Some of the roads here are every bit as tough as you'll find in the Black Mountain region we know rather better, the one in Wales. They're a stern test of a 222bhp front-driver and there's a ticklish compromise to be struck between sparing you from the worst the surface throws up and feeling connected to what's going on at the front wheels.
The Megane rides better, quietly dealing with the worst the road can offer, and its steering is less prone to distraction, but it does leave you feeling isolated from the action. It's not the fault of the ESP traction control system, which is always engaged above 30mph, even if you switch it off, because it's set to intervene 'late and hard'. It allows some slip and slide and it's impressive how much of the Megane's performance you have to use before traction and grip are exceeded.
No, it's something more than that, and it was only after a good strop in the Leon that it became clear what it was. The SEAT feels a fraction stiffer, its wheels seem to have less travel and its ESP warning light flickers more frequently. It's subtle in actuation, though (soft and early, Renault might say) and if you switch it off you're not unleashing some monster. Even going hard, the tail remains glued, giving it a nose-led feel with strong lateral grip, a flat cornering stance and fine feel through the rim of the steering wheel.
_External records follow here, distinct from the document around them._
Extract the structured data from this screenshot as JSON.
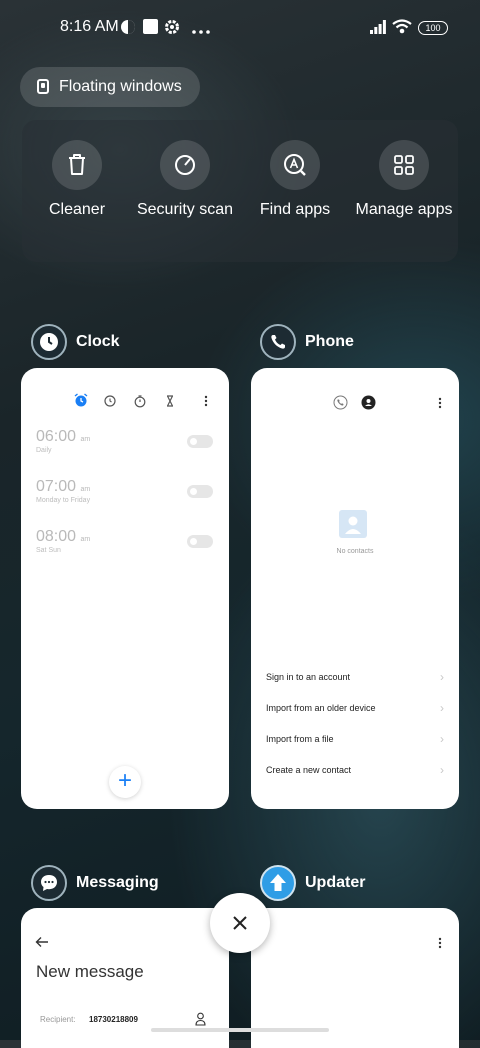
{
  "status": {
    "time": "8:16 AM",
    "battery": "100",
    "icons": [
      "shield-icon",
      "notification-square-icon",
      "gear-icon",
      "more-dots-icon",
      "signal-icon",
      "wifi-icon",
      "battery-icon"
    ]
  },
  "floating_windows": {
    "label": "Floating windows"
  },
  "tools": [
    {
      "label": "Cleaner",
      "icon": "trash-icon"
    },
    {
      "label": "Security scan",
      "icon": "security-gauge-icon"
    },
    {
      "label": "Find apps",
      "icon": "find-apps-icon"
    },
    {
      "label": "Manage apps",
      "icon": "grid-icon"
    }
  ],
  "apps": {
    "clock": {
      "title": "Clock",
      "alarms": [
        {
          "time": "06:00",
          "ampm": "am",
          "repeat": "Daily"
        },
        {
          "time": "07:00",
          "ampm": "am",
          "repeat": "Monday to Friday"
        },
        {
          "time": "08:00",
          "ampm": "am",
          "repeat": "Sat Sun"
        }
      ],
      "add": "+"
    },
    "phone": {
      "title": "Phone",
      "empty_label": "No contacts",
      "actions": [
        "Sign in to an account",
        "Import from an older device",
        "Import from a file",
        "Create a new contact"
      ]
    },
    "messaging": {
      "title": "Messaging",
      "heading": "New message",
      "recipient_label": "Recipient:",
      "recipient_value": "18730218809"
    },
    "updater": {
      "title": "Updater"
    }
  },
  "colors": {
    "accent": "#1a7ff5",
    "updater": "#2f9de6"
  }
}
You can edge up on the Cupra R's front-end limit and use the spikier delivery of its engine to edge out on to a widening line exiting corners. Sure, bumps can set off a bit more wheelspin, but there's enough feel for you to be able to modulate the throttle and have the satisfaction of being your own ESP system. It's fun in a straight-forward, almost old-fashioned fast hatch sort of way. The six-speed shift isn't the slickest but no worse than the Renault's; the power of the brakes is impressive, the brake pedal itself can feel wobbly as if there's some play in its bearings, but the Leon is fundamentally a well-sorted, quick, exciting and exploitable hatch.
Over the same roads the Megane rarely puts a wheel wrong but it's not an involving or especially engaging experience. Crucially what it lacks is decent steering. It has electric power assistance with 12 settings, weighting up as speed increases, but feel through the wheel is lacking. You don't feel connected with what's going on at the front wheels, whether you're hacking down a bumpy road or, as we were later, flowing along a gloriously smooth, wide and gently flowing main road. The Megane didn't adopt the easy gait of a responsive fast hatch; it felt reluctant to deviate from the straight-ahead and the weighting on lock was a fraction too much, seemingly masking any feedback that might be there.
That lack of stimulation extends to the performance. The Megane is unquestionably a quick car, but the engine's delivery is strangely flat. Even the very capable, quiet ride seems to isolate you from the action. It seems slightly perverse to say it, but the fastest Megane is almost too good to be the serious, super-fast hatch the specification (and Renault Sport's reputation) would lead you to expect.
Anyone who needs to up-size from the brilliant Clio 182 might think that the Megane 225 was the obvious choice, but if it's the same thrills you're after, sadly it isn't. And it's a good job I'm not a betting man, because the Leon Cupra R, although less than flawless, is the better driver's car by some margin, and more affordable, too.